> **HOW TO COMPLETE THIS TASK**:
Whenever a line in the records below contains "maximize", pick it out.

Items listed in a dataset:
____

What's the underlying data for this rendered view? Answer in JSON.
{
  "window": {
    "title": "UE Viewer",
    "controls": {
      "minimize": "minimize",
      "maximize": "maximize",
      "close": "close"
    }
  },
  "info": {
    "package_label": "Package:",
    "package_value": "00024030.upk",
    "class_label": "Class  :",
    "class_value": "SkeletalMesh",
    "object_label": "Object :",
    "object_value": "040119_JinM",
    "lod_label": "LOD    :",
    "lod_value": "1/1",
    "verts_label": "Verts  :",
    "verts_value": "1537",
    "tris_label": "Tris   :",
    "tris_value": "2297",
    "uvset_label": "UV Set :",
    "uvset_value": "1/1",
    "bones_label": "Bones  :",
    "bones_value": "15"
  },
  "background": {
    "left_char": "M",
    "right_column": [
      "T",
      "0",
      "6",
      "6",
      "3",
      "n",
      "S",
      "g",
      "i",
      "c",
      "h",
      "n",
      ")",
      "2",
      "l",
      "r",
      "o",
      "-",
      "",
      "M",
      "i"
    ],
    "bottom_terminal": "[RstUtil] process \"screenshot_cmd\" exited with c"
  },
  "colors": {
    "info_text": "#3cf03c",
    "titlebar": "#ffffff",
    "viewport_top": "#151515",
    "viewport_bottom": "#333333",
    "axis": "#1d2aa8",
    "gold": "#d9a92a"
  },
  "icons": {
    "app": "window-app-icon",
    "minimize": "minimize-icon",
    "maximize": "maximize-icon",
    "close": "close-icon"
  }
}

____

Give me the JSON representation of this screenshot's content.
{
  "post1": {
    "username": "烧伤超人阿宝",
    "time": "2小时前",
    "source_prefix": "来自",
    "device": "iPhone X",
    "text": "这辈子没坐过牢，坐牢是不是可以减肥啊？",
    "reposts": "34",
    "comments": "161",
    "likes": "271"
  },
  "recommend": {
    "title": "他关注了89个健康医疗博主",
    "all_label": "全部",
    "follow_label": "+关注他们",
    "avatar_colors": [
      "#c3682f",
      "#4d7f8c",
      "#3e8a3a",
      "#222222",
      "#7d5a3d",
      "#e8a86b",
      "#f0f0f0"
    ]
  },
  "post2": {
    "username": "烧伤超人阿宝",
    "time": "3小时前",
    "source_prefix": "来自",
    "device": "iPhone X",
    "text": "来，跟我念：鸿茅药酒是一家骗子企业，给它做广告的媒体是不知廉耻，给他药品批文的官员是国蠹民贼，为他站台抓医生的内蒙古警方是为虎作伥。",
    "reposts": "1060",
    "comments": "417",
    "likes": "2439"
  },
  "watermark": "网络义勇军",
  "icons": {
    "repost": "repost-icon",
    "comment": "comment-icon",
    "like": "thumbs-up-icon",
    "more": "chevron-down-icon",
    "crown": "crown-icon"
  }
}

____

> **ANSWER SECTION**:
      "maximize": "maximize",
    "maximize": "maximize-icon",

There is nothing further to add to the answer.